— Records excerpted from a collection —
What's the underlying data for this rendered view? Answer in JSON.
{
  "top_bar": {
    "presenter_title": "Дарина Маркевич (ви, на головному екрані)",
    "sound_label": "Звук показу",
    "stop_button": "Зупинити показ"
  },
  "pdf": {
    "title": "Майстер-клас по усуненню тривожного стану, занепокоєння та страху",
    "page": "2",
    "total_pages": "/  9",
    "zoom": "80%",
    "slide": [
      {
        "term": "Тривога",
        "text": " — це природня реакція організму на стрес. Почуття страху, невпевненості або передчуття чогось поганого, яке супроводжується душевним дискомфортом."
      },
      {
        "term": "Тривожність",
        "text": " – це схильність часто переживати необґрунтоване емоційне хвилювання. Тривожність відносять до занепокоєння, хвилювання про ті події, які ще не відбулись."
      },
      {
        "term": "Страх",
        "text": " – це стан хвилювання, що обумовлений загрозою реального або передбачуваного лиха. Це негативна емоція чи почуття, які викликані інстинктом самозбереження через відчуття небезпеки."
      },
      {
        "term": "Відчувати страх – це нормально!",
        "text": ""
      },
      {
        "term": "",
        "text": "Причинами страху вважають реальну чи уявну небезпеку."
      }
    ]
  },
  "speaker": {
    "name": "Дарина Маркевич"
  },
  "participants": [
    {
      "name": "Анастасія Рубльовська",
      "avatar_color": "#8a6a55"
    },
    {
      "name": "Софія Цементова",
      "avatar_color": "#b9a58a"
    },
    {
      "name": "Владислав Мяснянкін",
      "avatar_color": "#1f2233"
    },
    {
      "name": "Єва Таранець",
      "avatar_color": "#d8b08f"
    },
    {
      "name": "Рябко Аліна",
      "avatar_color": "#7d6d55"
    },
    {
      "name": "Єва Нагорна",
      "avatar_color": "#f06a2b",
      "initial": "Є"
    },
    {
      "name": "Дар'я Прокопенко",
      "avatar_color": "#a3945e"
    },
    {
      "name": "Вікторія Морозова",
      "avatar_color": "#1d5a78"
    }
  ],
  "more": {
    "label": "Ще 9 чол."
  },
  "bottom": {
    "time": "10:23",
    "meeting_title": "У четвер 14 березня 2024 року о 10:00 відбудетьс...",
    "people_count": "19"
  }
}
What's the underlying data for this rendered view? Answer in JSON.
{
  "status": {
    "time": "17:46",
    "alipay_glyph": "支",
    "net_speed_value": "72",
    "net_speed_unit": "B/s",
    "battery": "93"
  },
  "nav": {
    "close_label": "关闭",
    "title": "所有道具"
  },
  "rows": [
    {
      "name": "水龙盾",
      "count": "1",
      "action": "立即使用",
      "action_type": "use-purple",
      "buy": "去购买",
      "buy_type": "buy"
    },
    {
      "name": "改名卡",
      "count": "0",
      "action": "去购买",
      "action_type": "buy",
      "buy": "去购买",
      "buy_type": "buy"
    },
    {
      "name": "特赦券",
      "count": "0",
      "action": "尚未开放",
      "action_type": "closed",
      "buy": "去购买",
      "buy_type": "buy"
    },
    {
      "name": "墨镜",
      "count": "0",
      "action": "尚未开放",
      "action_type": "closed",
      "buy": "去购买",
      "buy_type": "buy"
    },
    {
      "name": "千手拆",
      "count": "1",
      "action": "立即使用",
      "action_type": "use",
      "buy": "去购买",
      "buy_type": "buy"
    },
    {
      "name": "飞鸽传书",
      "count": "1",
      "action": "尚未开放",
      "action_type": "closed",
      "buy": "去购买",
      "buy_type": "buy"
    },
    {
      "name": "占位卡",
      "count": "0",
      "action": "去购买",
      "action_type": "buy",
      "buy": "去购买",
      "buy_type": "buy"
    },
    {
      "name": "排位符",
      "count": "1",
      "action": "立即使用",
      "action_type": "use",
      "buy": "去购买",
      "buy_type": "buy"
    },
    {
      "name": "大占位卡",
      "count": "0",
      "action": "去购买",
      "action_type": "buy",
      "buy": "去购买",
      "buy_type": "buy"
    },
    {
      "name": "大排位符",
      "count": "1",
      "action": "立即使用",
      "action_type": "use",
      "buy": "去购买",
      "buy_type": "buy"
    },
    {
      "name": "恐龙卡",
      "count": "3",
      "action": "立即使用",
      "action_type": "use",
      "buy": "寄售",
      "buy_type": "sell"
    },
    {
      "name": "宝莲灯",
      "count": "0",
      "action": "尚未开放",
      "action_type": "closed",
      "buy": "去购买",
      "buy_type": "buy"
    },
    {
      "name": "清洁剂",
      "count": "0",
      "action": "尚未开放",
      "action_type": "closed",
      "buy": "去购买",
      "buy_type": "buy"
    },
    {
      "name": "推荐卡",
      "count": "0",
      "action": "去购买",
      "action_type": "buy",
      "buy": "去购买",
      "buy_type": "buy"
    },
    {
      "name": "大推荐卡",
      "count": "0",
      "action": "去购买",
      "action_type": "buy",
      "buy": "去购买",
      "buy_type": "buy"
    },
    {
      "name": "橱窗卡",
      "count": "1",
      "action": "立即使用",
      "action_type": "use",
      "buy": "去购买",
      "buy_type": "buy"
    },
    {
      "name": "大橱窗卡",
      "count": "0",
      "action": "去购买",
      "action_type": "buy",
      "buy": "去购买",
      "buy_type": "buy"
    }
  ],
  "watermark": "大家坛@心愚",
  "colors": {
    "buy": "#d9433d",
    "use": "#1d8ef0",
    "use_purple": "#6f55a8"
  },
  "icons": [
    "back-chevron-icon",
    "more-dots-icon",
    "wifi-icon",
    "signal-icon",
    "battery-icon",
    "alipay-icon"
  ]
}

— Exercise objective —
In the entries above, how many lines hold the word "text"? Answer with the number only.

— Output of the exercise —
5